Children and adults: sworn enemies
In the afternoon we went to the park. There was a crowd of older children, 10-11 year olds I think, who looked like they'd just finished school early for the Christmas holidays. They saw me - an adult - approaching and quickly and audibly arranged somewhere else to go instead. Within 10 seconds before they'd even looked at my face properly or heard my voice, they'd all gone. It was blatantly obvious that they'd only left the park because they couldn't relax and have fun in the company of an adult.
Early evening found us in a busy cafe, on a table surrounded by other tables with families and young children. We were happy with our drinks and snacks and a new Disney magazine to read but Lyddie struggled to hear me reading the stories to her. All we could hear from the other families was:

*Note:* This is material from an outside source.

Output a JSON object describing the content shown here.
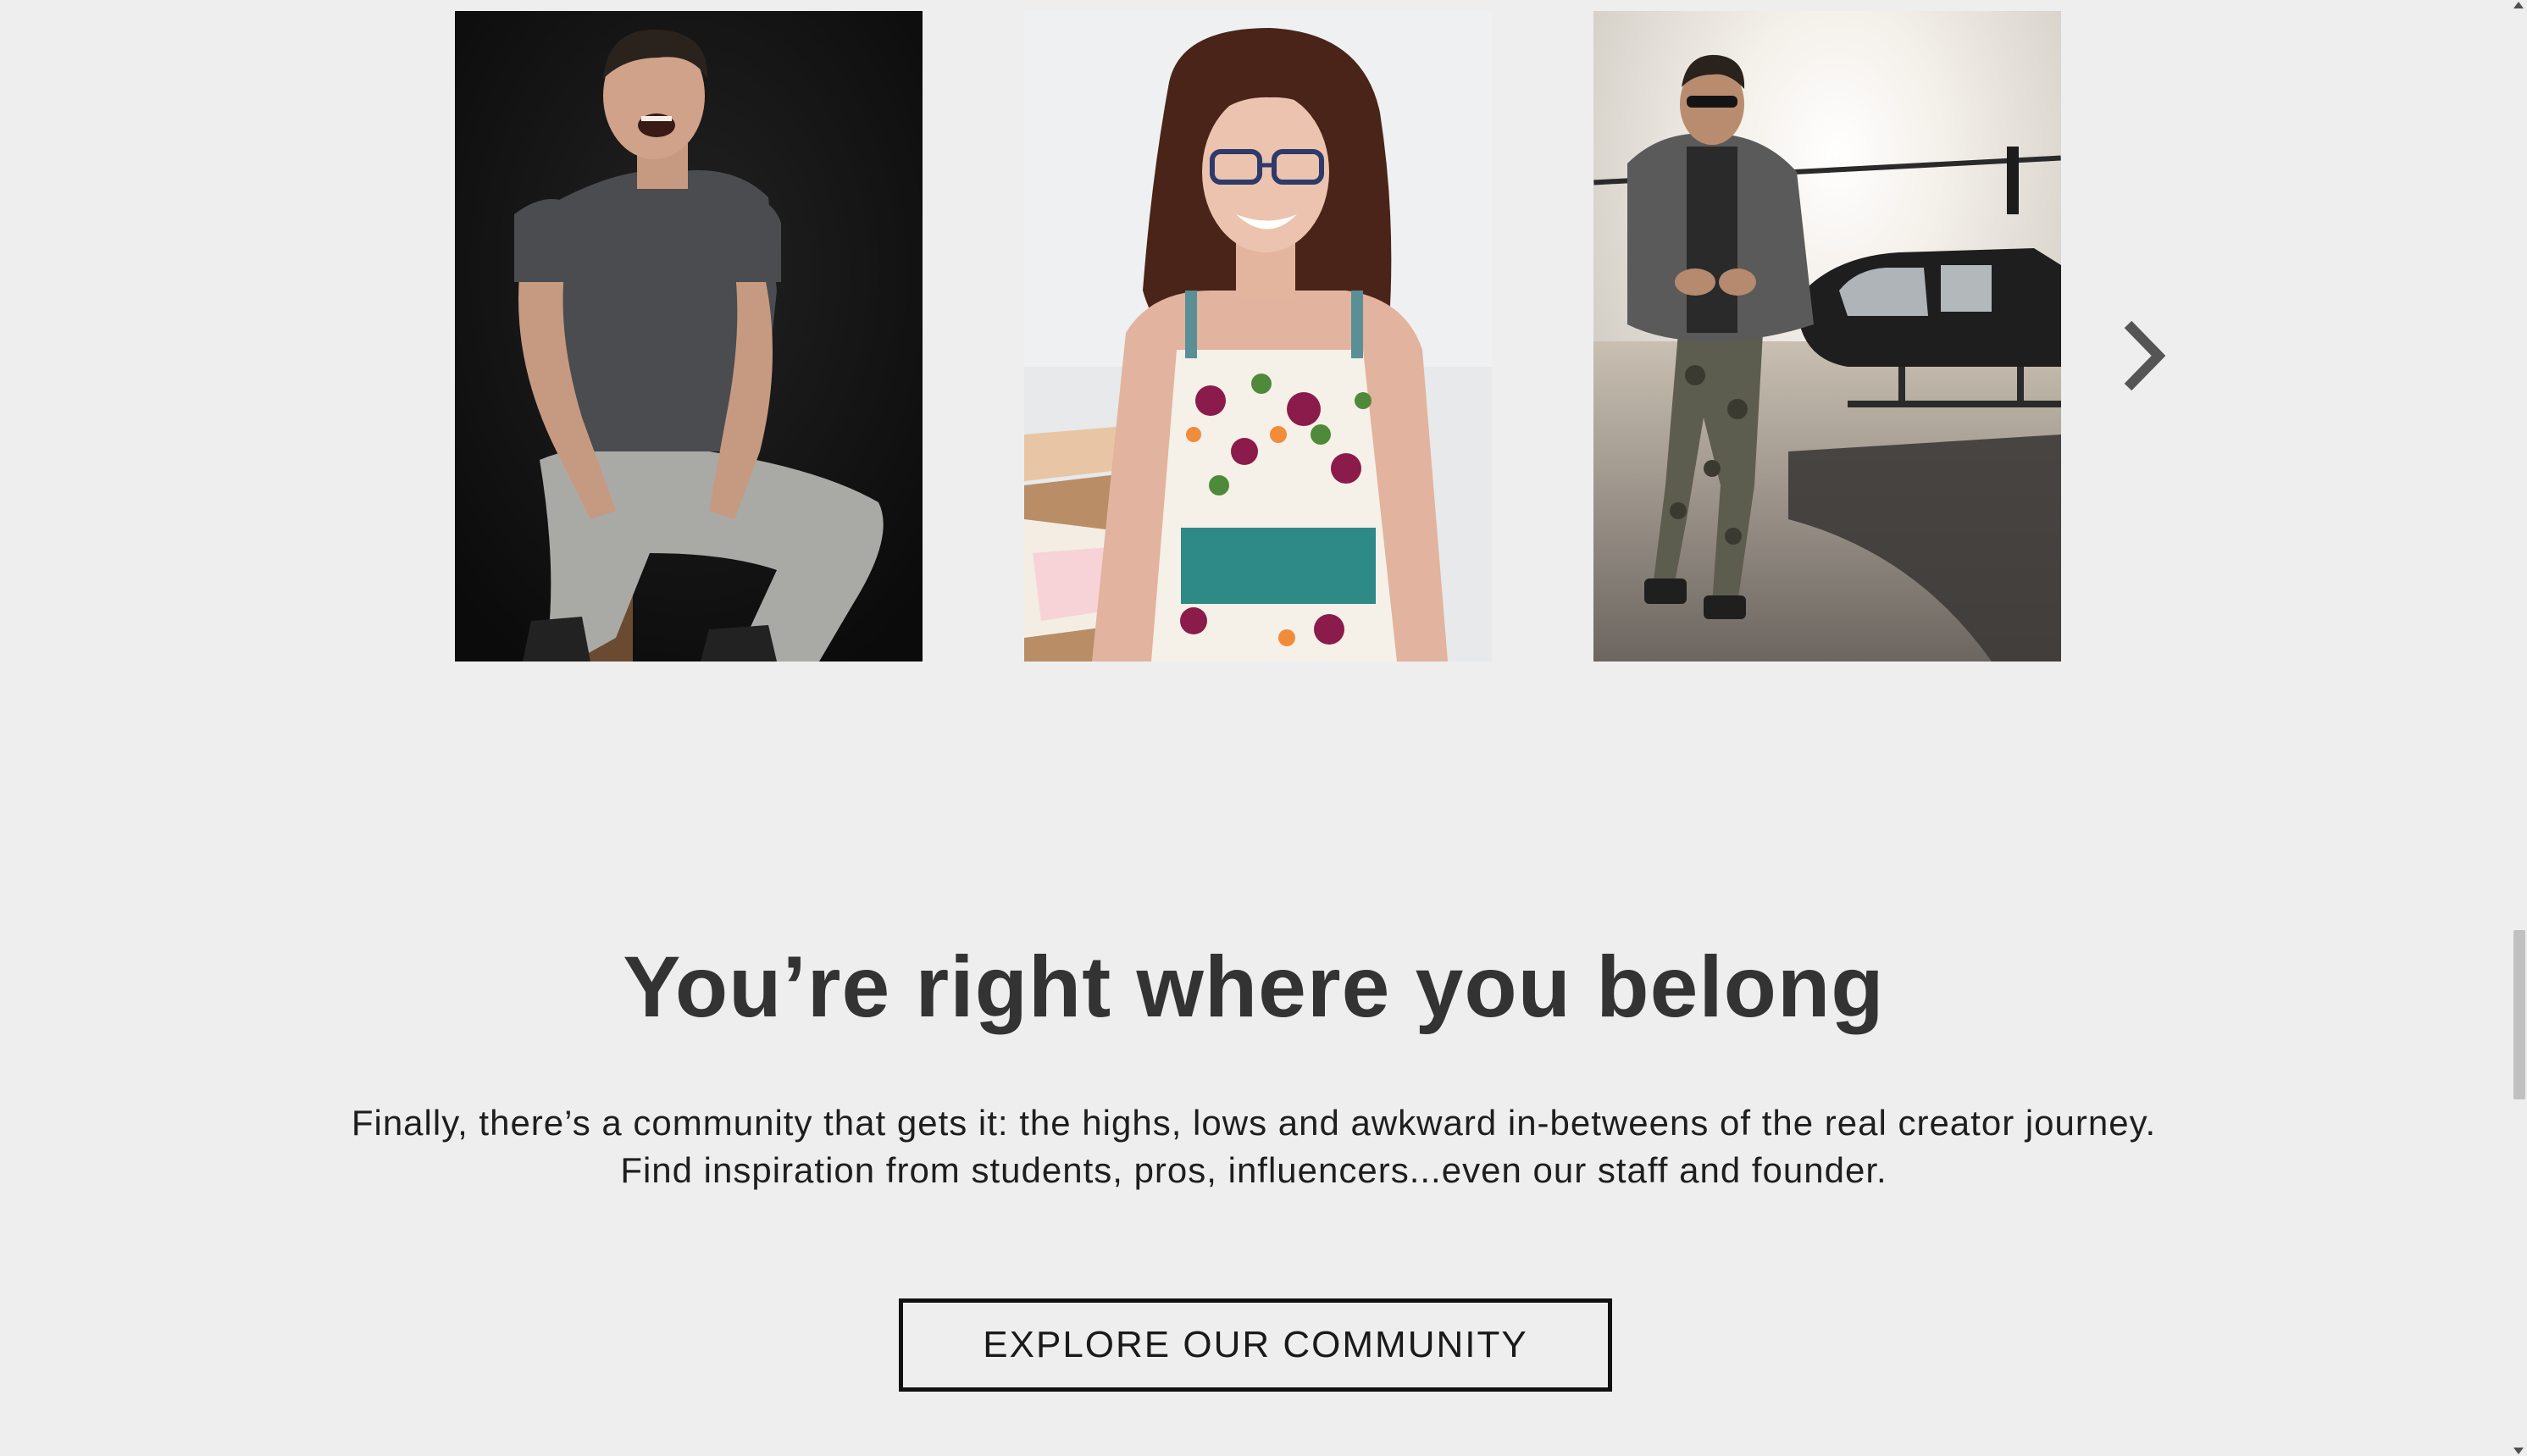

"Sit up straight."
"Don't slurp your drink."
"Oh look, now you've spilt it. You're so stupid."
"No you can't have a toy. You're not having anything."
"Get your homework out and get it done."
"Stop running around."
"You're not having crisps, you've just had your tea."
"Stop kicking your legs."
And more and more and more, like a nightmare going on around us. Suddenly the earlier two incidents made perfect sense to me.
Today's adults here in the UK mostly see all children as being the Problem, to be manipulated and controlled, mistrusted and somehow made to behave itself. Today's children mostly see all adults as being the Enemy, to be ignored and avoided at all costs.
All the children involved in the above events (except Lyddie of course) go to school. I know this because, even if I didn't know them, they were wearing school uniforms.
What happens when they reach 18? This is what I fell to wondering last night. Do they go to bed on the eve of their 18th birthdays on one side of The Great Divide and wake up on the other?